Federal Statute: MAP-21 and Title 23 of the United States Code
Federal statute has a significant impact on Illinois bicycling policies. Review federal transportation policy from an Illinois perspective.
On July 6th, 2012, President Obama signed into the law the
Moving Ahead for Progress in the 21st Century Act (MAP-21), a two-year federal transportation funding and authorization bill. MAP-21 took effect on October 1st, 2012. Under MAP-21, three previously distinct non-motorized transportation programs are combined into a new
Transportation Alternatives Program (TAP)
- Transportation Enhancements (TE)
- Safe Routes to Schools (SRTS)
- Recreational Trails Program (RTP)
According to the U.S. Department of Transportation's Federal Highway Administration:
The Transportation Alternatives Program (TAP) authorized under Section 1122 of
MAP-21 (23 U.S.C. 213(b), 101(a)(29)) provides funding for programs and projects defined as transportation alternatives, including on- and off-road pedestrian and bicycle facilities, infrastructure projects for improving non-driver access to public transportation and enhanced mobility, community improvement activities, and environmental mitigation; recreational trail program projects; safe routes to school projects; and projects for the planning, design or construction of boulevards and other roadways largely in the right-of-way of former Interstate System routes or other divided highways (FHWA,
Transportation Alternatives Interim Guidance).
Illinois received $28,340,786 for Transportation Alternatives. Governor Pat Quinn opted
not to opt-out of Recreational Trails funding, meaning that $1,525,297 of the TAP total will be dedicated to the Recreational Trails Program.
The State will work to ensure that the remaining funding in the TA program is dedicated to non-motorized transportation and the continued success of our SRTS programming. The Department will also explore the ability to use Congestion Mitigation and Air Quality (CMAQ) and Surface Transportation Program (STP) funding on non-motorized transportation initiatives.
The Map-21 framework above joins preexisting bicycle and pedestrian provisions codified into U.S. Code : Title 23 - Highways.
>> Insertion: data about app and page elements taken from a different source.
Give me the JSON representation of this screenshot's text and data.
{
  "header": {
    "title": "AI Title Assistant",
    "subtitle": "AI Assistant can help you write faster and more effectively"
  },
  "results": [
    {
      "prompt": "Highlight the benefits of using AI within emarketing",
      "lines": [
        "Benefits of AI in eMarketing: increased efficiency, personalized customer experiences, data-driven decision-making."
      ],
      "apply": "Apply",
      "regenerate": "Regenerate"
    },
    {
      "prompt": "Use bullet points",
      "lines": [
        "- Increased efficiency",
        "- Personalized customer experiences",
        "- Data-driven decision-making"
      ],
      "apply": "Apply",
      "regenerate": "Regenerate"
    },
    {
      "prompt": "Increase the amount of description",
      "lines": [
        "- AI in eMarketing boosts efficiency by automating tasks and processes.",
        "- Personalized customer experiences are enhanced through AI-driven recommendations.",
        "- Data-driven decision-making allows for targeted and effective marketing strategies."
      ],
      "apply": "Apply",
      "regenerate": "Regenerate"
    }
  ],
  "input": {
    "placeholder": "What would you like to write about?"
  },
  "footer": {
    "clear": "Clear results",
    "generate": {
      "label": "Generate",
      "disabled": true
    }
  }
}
Chapter 2 (Other Highways) includes a section on "Bicycle transportation and pedestrian walkways".
23 USC § 217 -- Bicycle transportation and pedestrian walkways
Illinois Bikeway Act (605 ILCS 30)
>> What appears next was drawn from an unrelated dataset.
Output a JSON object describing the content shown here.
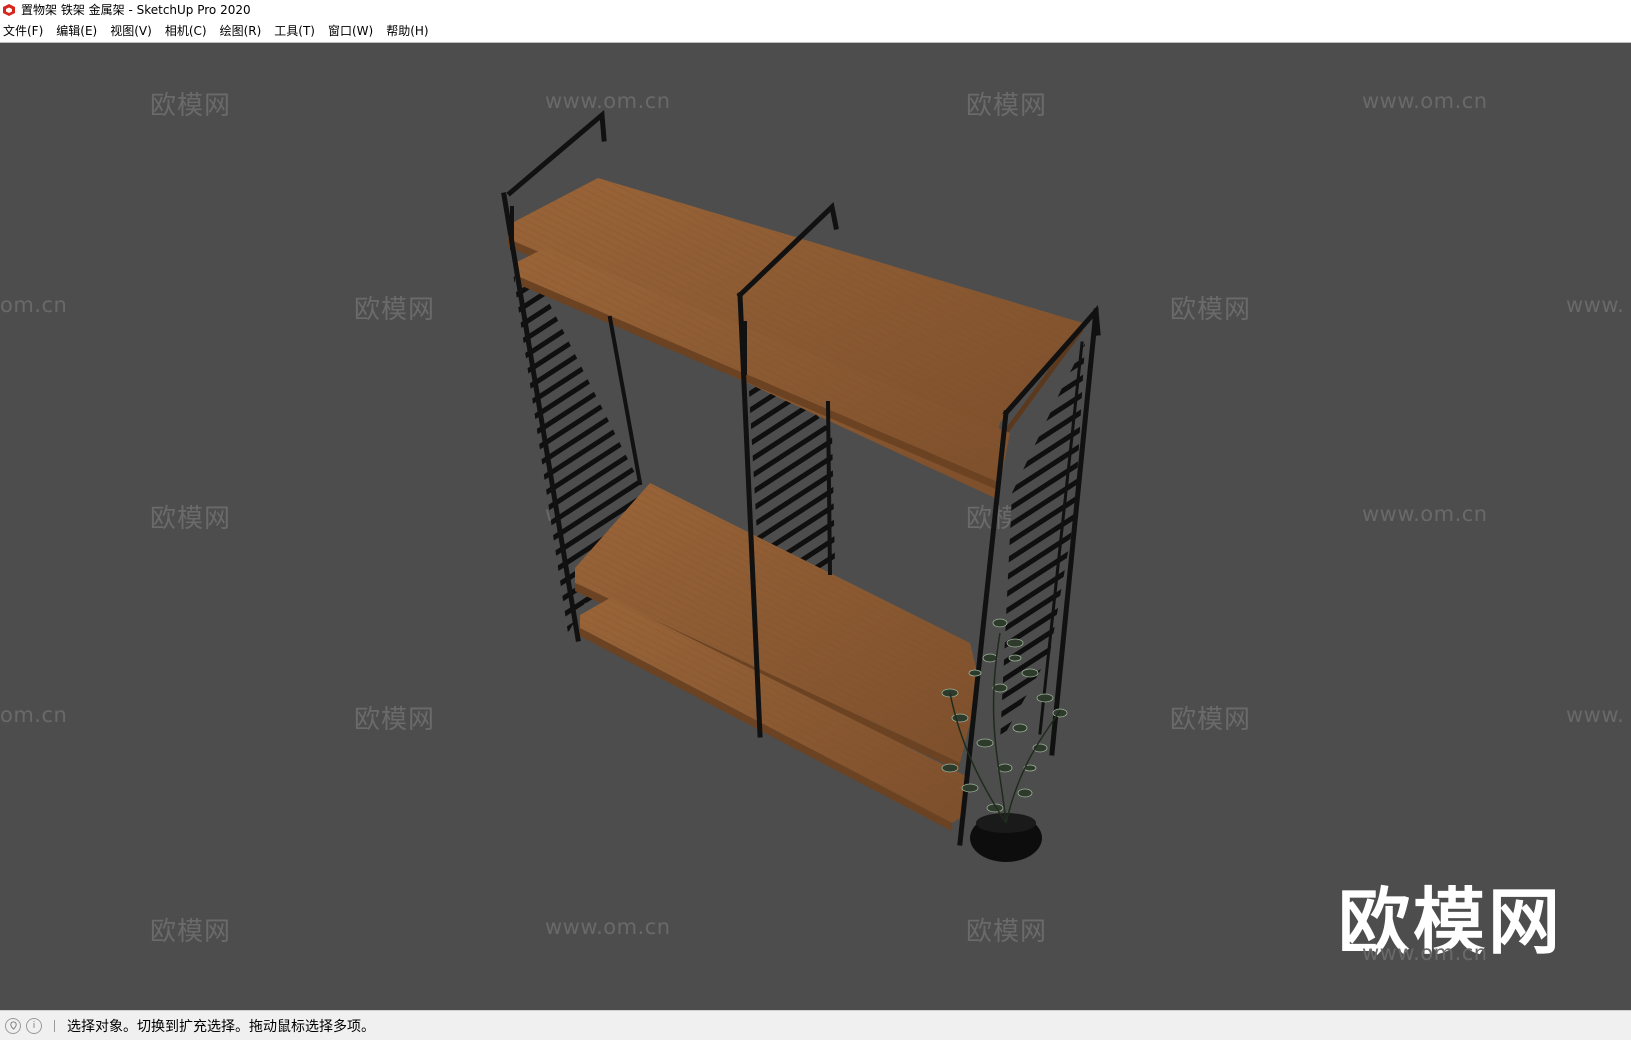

- Designates the Illinois Department of Transportation,
as the State agency responsible for developing and coordinating a State-wide bikeways program and shall officially designate bikeways throughout the State.
- Establishes the Inter-Agency Bikeway Coordinating Working Group (IBCWG)
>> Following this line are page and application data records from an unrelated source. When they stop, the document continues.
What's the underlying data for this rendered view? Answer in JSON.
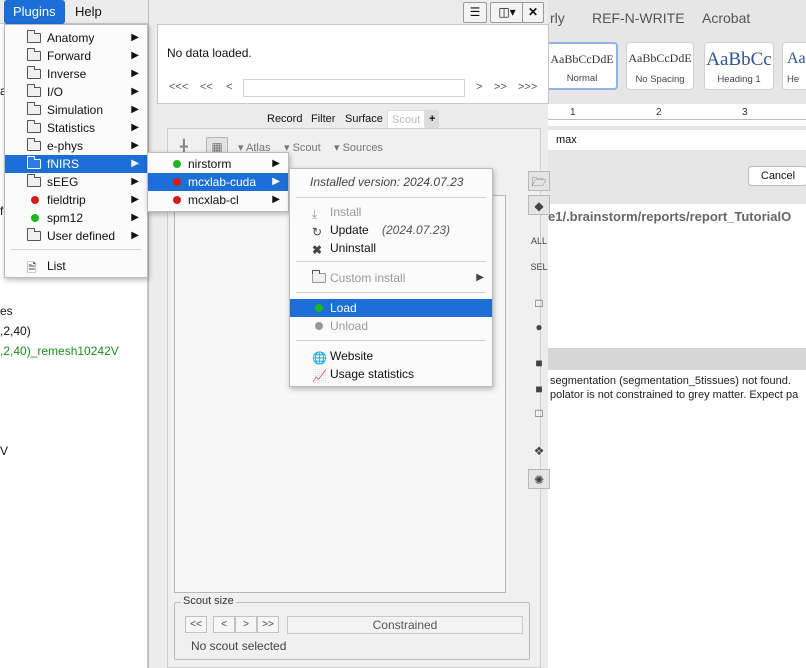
{
  "menubar": {
    "items": [
      {
        "label": "Plugins",
        "active": true
      },
      {
        "label": "Help",
        "active": false
      }
    ]
  },
  "plugins_menu": {
    "items": [
      {
        "label": "Anatomy",
        "submenu": true
      },
      {
        "label": "Forward",
        "submenu": true
      },
      {
        "label": "Inverse",
        "submenu": true
      },
      {
        "label": "I/O",
        "submenu": true
      },
      {
        "label": "Simulation",
        "submenu": true
      },
      {
        "label": "Statistics",
        "submenu": true
      },
      {
        "label": "e-phys",
        "submenu": true
      },
      {
        "label": "fNIRS",
        "submenu": true,
        "highlighted": true
      },
      {
        "label": "sEEG",
        "submenu": true
      },
      {
        "label": "fieldtrip",
        "submenu": true,
        "status": "red"
      },
      {
        "label": "spm12",
        "submenu": true,
        "status": "green"
      },
      {
        "label": "User defined",
        "submenu": true
      }
    ],
    "list_label": "List"
  },
  "fnirs_menu": {
    "items": [
      {
        "label": "nirstorm",
        "status": "green"
      },
      {
        "label": "mcxlab-cuda",
        "status": "red",
        "highlighted": true
      },
      {
        "label": "mcxlab-cl",
        "status": "red"
      }
    ]
  },
  "mcx_menu": {
    "installed_version": "Installed version: 2024.07.23",
    "install": "Install",
    "update": "Update",
    "update_version": "(2024.07.23)",
    "uninstall": "Uninstall",
    "custom_install": "Custom install",
    "load": "Load",
    "unload": "Unload",
    "website": "Website",
    "usage_statistics": "Usage statistics"
  },
  "panel": {
    "no_data": "No data loaded.",
    "nav": {
      "first": "<<<",
      "prev2": "<<",
      "prev": "<",
      "next": ">",
      "next2": ">>",
      "last": ">>>"
    },
    "tabs": [
      "Record",
      "Filter",
      "Surface",
      "Scout"
    ],
    "add_tab": "+",
    "scout_toolbar": {
      "atlas": "Atlas",
      "scout": "Scout",
      "sources": "Sources"
    },
    "side_labels": {
      "all": "ALL",
      "sel": "SEL"
    },
    "scout_size": {
      "legend": "Scout size",
      "buttons": [
        "<<",
        "<",
        ">",
        ">>"
      ],
      "constrained": "Constrained",
      "none_selected": "No scout selected"
    }
  },
  "left_fragments": {
    "a": "a",
    "fc": "fc",
    "es": "es",
    "coords": ",2,40)",
    "remesh": ",2,40)_remesh10242V",
    "v": "V"
  },
  "word": {
    "tabs": [
      "rly",
      "REF-N-WRITE",
      "Acrobat"
    ],
    "styles": [
      {
        "preview": "AaBbCcDdE",
        "name": "Normal"
      },
      {
        "preview": "AaBbCcDdE",
        "name": "No Spacing"
      },
      {
        "preview": "AaBbCc",
        "name": "Heading 1"
      },
      {
        "preview": "Aa",
        "name": "He"
      }
    ],
    "ruler_marks": [
      "1",
      "2",
      "3"
    ],
    "max_label": "max",
    "cancel": "Cancel",
    "path": "e1/.brainstorm/reports/report_TutorialO",
    "messages": [
      "segmentation (segmentation_5tissues) not found.",
      "polator is not constrained to grey matter. Expect pa"
    ]
  },
  "colors": {
    "accent": "#1c6fd6",
    "status_green": "#21b521",
    "status_red": "#d21d1d",
    "left_green_text": "#1a8f1a"
  }
}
'Complete Streets' Legislation (P.A. 95-0665 amends 605 ILCS 5:
Illinois Highway Code)
- Provides that bicycle and pedestrian facilities
shall be established in conjunction with the construction, reconstruction, or other change of any State transportation facility in urban areas
- Provides that bicycle and pedestrian ways
may be included in pavement resurfacing projects depending on local support and the scope of the original roadwork
- Directs the Illinois Department of Transportation to establish design and construction standards for bicycle and pedestrian ways
'Share the Road' License Plate Legislation (625 ILCS 5/3-689) (P.A. 96-1006)
- Directs the Secretary of State to create 'Share the Road' specialty license plates
- Creates the 'Share the Road' fund with license plate registration fees to support educational programming from the League of Illinois Bicyclists